Records excerpted from a collection:

──────────────────────────────

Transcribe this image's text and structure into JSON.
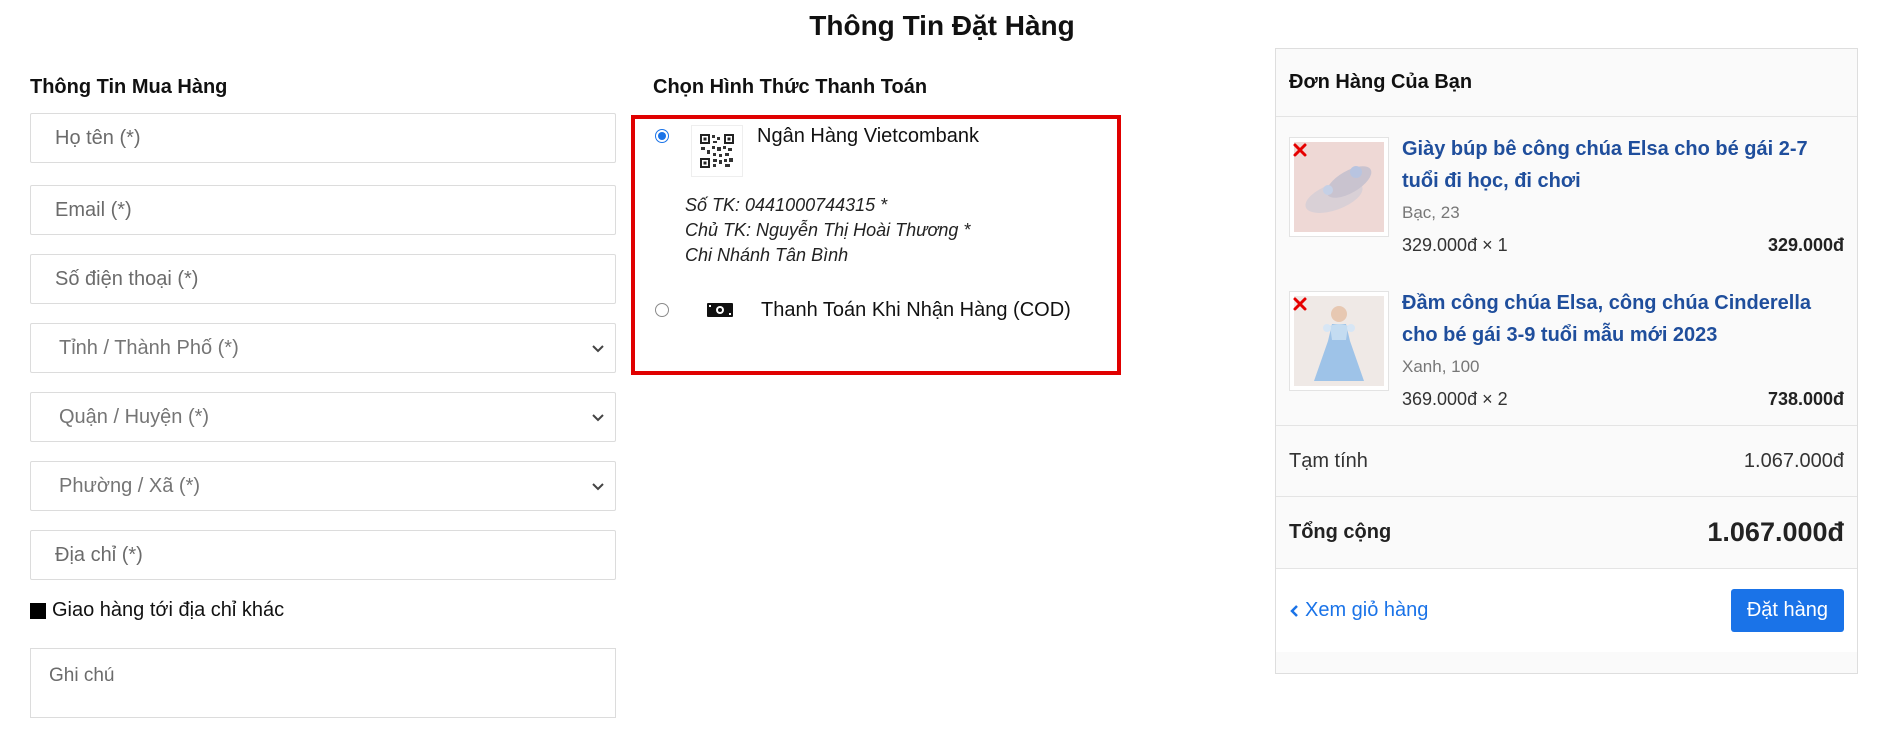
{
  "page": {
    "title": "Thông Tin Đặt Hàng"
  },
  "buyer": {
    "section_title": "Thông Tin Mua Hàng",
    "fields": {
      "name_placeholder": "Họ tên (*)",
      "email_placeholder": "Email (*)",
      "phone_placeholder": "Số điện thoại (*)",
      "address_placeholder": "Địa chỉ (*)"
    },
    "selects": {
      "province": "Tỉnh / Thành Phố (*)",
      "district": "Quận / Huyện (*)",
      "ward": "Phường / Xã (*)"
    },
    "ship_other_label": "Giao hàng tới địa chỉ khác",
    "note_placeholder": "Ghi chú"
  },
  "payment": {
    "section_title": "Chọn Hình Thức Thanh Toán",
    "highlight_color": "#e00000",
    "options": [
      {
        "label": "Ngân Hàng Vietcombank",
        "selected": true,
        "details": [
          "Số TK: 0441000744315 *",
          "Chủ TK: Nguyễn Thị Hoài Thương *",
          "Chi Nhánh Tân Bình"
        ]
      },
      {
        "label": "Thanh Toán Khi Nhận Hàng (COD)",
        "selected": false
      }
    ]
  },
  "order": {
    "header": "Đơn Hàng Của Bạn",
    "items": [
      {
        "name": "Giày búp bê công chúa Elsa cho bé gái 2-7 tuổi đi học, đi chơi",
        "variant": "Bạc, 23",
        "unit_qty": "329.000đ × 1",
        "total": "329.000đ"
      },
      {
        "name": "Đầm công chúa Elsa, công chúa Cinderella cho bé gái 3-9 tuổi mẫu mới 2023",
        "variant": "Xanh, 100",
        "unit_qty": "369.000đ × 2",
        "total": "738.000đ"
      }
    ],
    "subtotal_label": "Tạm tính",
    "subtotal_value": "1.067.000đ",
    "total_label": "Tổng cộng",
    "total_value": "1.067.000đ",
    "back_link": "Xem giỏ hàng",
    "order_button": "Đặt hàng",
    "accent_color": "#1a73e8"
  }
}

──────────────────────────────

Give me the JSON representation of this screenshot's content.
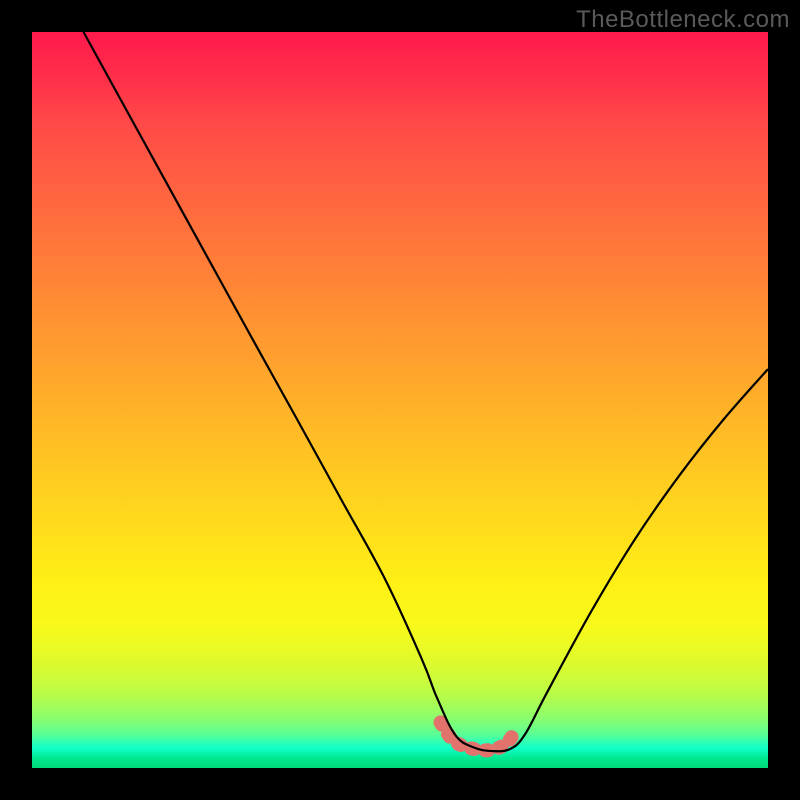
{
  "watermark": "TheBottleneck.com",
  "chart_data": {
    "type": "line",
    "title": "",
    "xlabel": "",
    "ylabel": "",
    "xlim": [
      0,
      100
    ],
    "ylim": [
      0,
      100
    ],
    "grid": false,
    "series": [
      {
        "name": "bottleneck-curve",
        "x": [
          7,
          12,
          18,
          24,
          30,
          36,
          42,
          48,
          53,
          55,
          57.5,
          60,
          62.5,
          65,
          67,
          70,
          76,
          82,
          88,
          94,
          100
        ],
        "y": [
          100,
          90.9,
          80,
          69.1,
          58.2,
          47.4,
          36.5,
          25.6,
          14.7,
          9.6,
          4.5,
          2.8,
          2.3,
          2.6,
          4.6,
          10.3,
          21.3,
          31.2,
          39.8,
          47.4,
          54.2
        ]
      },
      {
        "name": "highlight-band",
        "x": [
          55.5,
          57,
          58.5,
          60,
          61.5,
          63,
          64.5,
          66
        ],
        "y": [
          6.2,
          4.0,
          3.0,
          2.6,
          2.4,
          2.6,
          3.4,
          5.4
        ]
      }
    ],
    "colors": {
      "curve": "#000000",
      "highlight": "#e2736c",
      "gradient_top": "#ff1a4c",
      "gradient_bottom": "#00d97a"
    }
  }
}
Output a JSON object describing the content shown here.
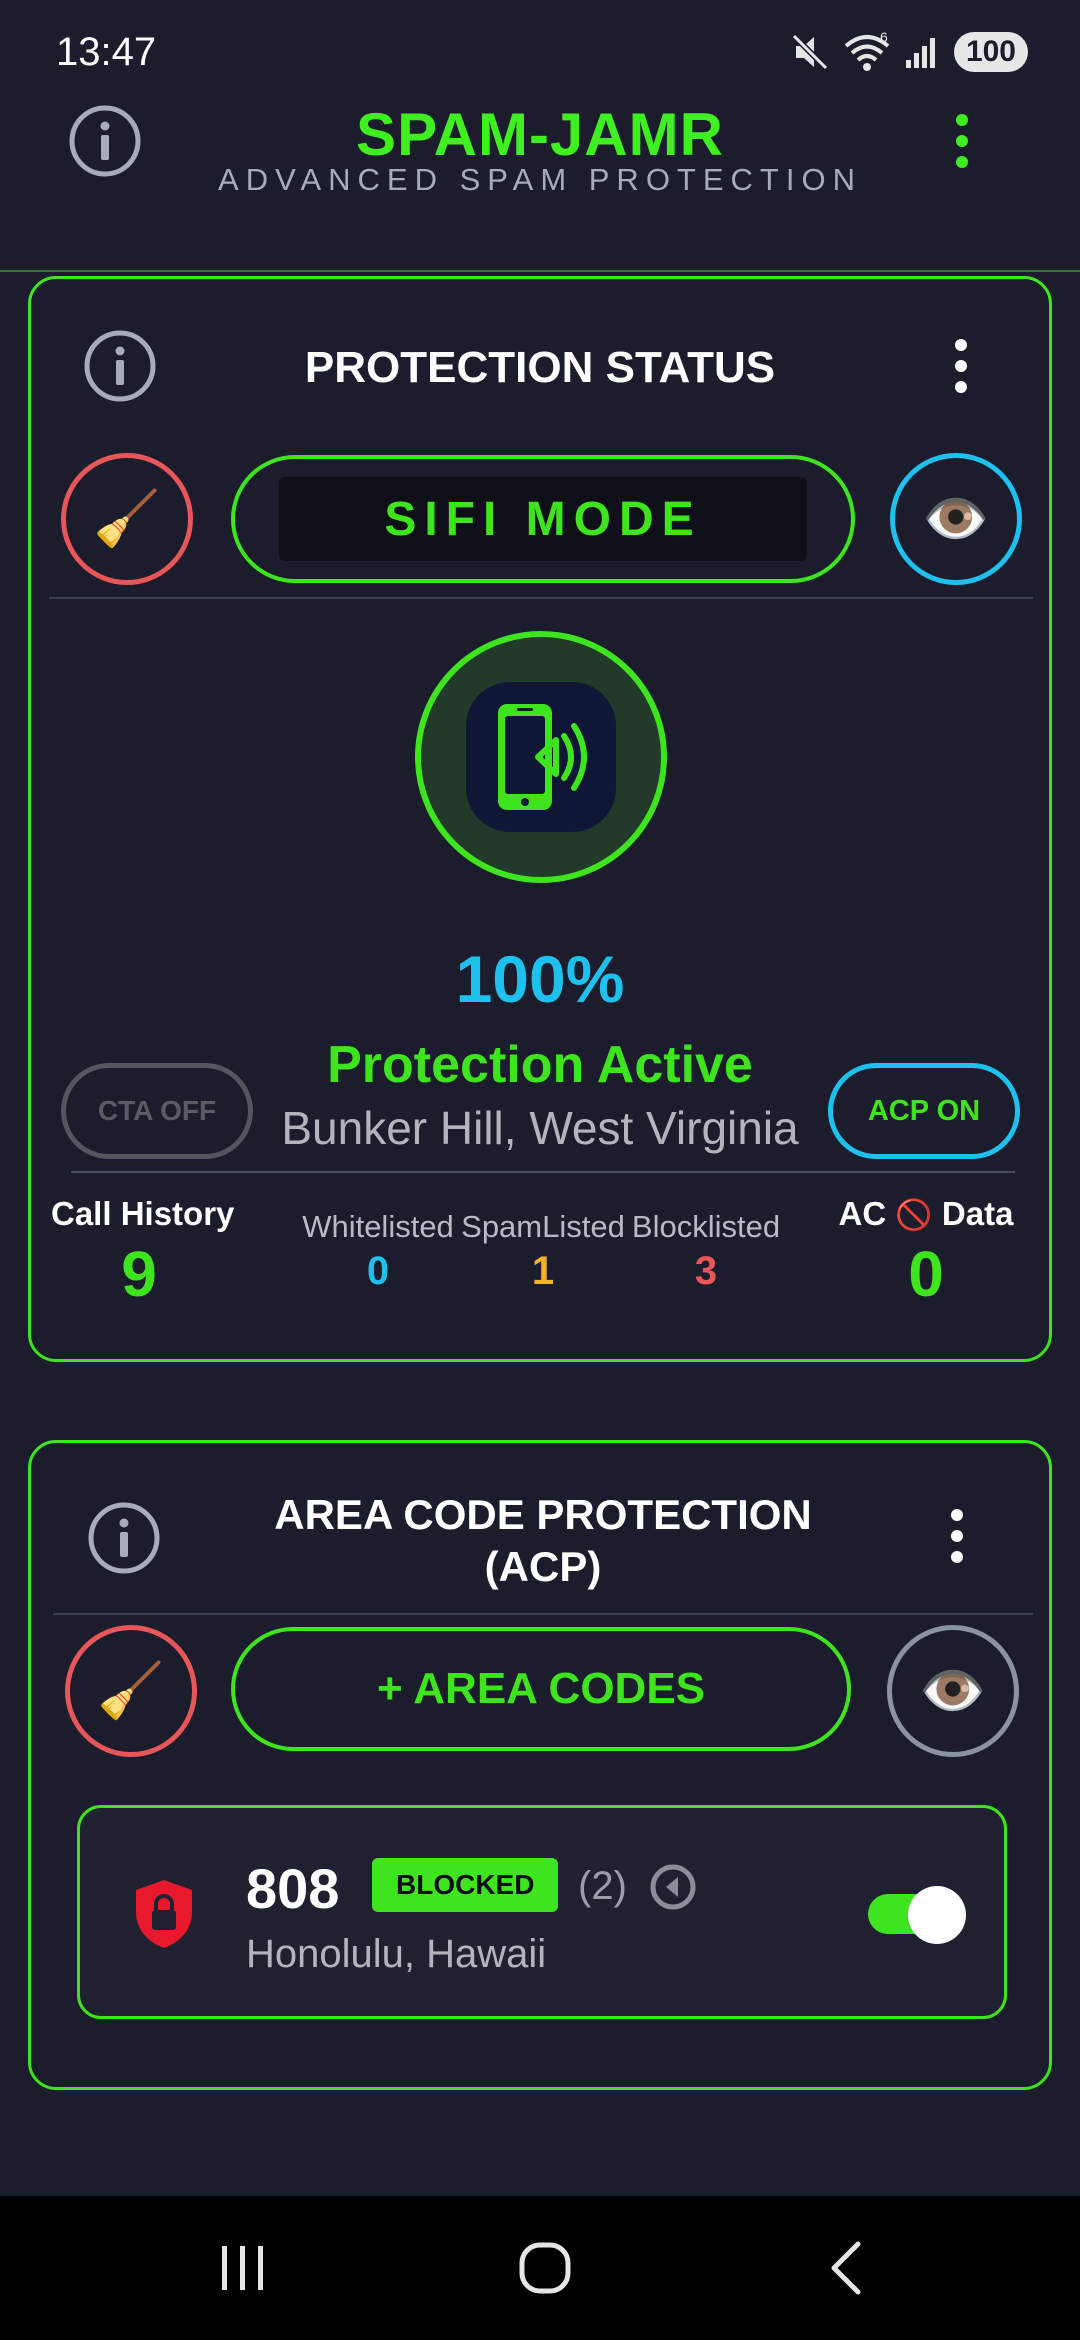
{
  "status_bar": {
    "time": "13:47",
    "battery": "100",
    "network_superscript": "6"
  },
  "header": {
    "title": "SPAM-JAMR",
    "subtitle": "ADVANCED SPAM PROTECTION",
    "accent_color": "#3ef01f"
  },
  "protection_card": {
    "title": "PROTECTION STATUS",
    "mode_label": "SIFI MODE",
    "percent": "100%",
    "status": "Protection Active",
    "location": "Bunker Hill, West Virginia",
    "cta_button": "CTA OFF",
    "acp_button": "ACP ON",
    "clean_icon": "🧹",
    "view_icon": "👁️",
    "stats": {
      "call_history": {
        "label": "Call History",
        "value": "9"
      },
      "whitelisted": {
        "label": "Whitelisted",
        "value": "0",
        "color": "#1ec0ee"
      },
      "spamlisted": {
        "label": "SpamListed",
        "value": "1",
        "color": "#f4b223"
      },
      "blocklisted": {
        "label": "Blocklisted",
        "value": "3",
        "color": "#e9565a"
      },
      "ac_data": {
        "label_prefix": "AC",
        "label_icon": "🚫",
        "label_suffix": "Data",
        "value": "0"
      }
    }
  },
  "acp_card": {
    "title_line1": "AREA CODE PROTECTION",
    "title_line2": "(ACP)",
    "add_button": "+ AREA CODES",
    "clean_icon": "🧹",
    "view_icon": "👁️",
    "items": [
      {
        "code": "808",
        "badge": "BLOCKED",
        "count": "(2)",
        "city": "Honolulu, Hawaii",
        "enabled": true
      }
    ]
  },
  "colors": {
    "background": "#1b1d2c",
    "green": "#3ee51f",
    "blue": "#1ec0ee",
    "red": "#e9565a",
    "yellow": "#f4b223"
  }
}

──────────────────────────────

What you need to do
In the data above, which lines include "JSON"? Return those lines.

Exercise output
Transcribe this image's text and structure into JSON.
Give me the JSON representation of this screenshot's content.
Output a JSON object describing the content shown here.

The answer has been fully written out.